In college, I took a course on non-Euclidean geometry. My professor was a numbers theorist who worked at the NSA before entering into academia. He once told a story about a situation in which a group of Russian physicists slipped a mathematical model of a neutron star past their Soviet censors in order to share it with their colleagues overseas (mostly concentrated in Los Alamos, NM). The interesting thing was that their simulation was a description of a previously unknown thermonuclear reaction; a blueprint for an entirely new kind of bomb. What force could compel a person to forsake the national security needs of their own country in such a way? Fear? Academic fame? A sense of transcendent, supranational brotherhood? Is the transparency ethic of the scientific community similar to the "openness" of the open source community? If so, how far does it go?

Is the Open Source movement a supranational or a supracorporate community-driven phenomenon?

[The Holocaust Bomb: A Question of Time"But the Manhattan Project was dominated by well-established scientists who, before the war, had been part of an ethical system that abhors secrecy. It was, and is, a supranational community of investigators who believe that certain kinds of universal truth can be found in the natural world, and when found they must be shared. As soon as possible, they insisted on telling the world the A-bomb secret, treating the whole thing as a scientific discovery. They then went back to their civilian lives, some more concerned than others about the implications of their nuclear experiment. The physics community was thus split into two groups: those who left and those who stayed.

The ones who stayed at Los Alamos to build a nuclear arsenal effectively retired from science and became engineers. Their future output would be widgets rather than published papers; inventions rather than discoveries."

But!

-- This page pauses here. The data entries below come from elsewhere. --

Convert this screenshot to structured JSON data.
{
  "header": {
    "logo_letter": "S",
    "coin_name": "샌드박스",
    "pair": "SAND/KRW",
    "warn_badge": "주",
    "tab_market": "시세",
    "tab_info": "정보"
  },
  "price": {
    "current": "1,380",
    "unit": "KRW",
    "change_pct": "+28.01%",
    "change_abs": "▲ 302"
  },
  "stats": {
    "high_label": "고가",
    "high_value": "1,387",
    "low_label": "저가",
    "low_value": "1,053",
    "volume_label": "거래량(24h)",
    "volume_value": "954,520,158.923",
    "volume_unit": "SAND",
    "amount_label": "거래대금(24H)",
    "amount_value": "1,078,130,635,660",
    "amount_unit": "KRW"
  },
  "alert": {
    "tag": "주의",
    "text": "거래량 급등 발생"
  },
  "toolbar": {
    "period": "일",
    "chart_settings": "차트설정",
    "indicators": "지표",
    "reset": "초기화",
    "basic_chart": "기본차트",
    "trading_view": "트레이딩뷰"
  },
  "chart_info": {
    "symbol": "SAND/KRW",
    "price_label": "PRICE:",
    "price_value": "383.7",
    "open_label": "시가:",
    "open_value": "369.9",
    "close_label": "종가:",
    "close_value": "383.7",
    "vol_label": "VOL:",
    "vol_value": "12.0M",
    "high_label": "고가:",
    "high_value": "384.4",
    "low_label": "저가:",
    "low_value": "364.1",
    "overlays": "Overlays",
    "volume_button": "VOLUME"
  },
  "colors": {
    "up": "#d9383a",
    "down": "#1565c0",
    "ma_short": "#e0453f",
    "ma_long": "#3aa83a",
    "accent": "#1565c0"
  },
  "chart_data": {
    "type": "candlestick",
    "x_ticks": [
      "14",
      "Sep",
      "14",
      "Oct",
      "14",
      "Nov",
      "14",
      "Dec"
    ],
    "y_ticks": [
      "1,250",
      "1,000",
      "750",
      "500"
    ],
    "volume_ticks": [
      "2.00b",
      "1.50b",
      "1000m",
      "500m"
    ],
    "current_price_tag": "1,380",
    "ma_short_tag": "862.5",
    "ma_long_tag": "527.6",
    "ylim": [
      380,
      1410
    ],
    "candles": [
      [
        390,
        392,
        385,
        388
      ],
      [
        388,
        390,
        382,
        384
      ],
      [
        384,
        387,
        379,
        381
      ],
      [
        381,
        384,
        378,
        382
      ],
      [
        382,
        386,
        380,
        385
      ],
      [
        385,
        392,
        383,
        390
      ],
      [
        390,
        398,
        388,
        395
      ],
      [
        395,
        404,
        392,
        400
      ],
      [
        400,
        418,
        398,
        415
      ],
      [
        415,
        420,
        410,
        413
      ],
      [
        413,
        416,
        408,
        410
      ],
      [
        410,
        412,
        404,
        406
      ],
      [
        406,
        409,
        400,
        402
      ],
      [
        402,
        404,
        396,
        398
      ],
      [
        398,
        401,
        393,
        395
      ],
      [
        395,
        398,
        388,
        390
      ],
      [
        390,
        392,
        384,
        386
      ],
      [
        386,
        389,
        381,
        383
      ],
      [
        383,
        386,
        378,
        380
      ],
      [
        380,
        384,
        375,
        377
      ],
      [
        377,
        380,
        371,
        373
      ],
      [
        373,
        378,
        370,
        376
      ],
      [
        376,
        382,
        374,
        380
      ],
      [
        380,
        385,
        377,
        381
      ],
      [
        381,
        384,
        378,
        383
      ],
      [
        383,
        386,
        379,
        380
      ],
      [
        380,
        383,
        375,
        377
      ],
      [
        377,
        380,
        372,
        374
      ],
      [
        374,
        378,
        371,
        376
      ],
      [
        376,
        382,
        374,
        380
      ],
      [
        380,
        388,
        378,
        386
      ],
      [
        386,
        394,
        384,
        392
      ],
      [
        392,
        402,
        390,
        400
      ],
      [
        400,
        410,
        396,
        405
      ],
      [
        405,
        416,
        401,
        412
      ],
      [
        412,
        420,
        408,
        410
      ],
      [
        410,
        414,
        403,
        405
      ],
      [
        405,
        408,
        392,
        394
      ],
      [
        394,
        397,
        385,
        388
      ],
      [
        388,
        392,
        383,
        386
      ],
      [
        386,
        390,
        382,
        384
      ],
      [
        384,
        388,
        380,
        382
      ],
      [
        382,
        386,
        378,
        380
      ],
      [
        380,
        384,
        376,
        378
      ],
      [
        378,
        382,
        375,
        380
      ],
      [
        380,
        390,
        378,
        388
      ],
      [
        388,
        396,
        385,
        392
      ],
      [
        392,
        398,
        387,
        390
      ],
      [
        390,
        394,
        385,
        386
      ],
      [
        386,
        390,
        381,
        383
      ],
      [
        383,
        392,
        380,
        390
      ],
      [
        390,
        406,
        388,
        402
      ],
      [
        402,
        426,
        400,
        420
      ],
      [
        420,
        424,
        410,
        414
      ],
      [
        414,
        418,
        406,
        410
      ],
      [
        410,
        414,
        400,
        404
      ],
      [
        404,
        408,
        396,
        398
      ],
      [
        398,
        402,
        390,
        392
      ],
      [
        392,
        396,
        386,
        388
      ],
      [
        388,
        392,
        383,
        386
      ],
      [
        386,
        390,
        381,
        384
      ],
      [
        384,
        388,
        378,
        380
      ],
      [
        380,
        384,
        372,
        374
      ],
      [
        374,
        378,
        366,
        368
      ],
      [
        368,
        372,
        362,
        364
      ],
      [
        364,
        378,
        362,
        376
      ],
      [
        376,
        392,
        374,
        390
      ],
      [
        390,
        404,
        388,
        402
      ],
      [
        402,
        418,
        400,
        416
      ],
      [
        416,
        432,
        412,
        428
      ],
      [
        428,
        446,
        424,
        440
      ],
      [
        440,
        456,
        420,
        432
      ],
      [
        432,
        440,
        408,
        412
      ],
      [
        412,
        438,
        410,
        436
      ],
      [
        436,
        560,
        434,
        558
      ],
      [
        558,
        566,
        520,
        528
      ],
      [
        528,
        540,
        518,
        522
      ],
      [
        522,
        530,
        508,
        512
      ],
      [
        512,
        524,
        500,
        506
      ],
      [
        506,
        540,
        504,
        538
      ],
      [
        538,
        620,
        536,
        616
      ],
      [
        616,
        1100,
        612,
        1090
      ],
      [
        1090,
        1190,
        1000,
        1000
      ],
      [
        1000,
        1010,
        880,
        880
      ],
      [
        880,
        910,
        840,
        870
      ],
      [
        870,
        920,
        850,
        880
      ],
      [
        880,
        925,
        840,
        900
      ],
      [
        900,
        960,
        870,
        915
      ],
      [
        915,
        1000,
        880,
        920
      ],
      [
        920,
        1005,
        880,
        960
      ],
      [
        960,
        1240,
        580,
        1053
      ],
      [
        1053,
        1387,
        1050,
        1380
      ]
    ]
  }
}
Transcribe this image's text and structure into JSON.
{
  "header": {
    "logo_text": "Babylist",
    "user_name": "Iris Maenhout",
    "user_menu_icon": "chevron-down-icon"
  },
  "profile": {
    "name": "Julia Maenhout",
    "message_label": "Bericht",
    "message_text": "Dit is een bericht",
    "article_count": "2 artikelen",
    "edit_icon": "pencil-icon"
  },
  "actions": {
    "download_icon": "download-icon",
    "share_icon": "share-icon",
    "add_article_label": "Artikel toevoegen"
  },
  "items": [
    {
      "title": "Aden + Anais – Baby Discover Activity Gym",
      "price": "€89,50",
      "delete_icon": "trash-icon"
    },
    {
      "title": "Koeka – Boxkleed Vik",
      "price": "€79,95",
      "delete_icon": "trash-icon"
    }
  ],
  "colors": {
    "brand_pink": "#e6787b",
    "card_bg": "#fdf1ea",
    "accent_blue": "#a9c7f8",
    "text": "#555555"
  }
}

"Nuclear secrecy was first introduced by the scientists themselves, before any government became involved. When German scientists discovered fission in 1939 and announced it to the scientific world, physicists outside of Germany wanted to avoid making helpful contributions to a Nazi A-bomb. They obviously could not keep the mere fact of fission secret from its own discoverers, but by withholding further discoveries from publication they sought to deny Hitler's scientists the benefit of international assistance in working out the details."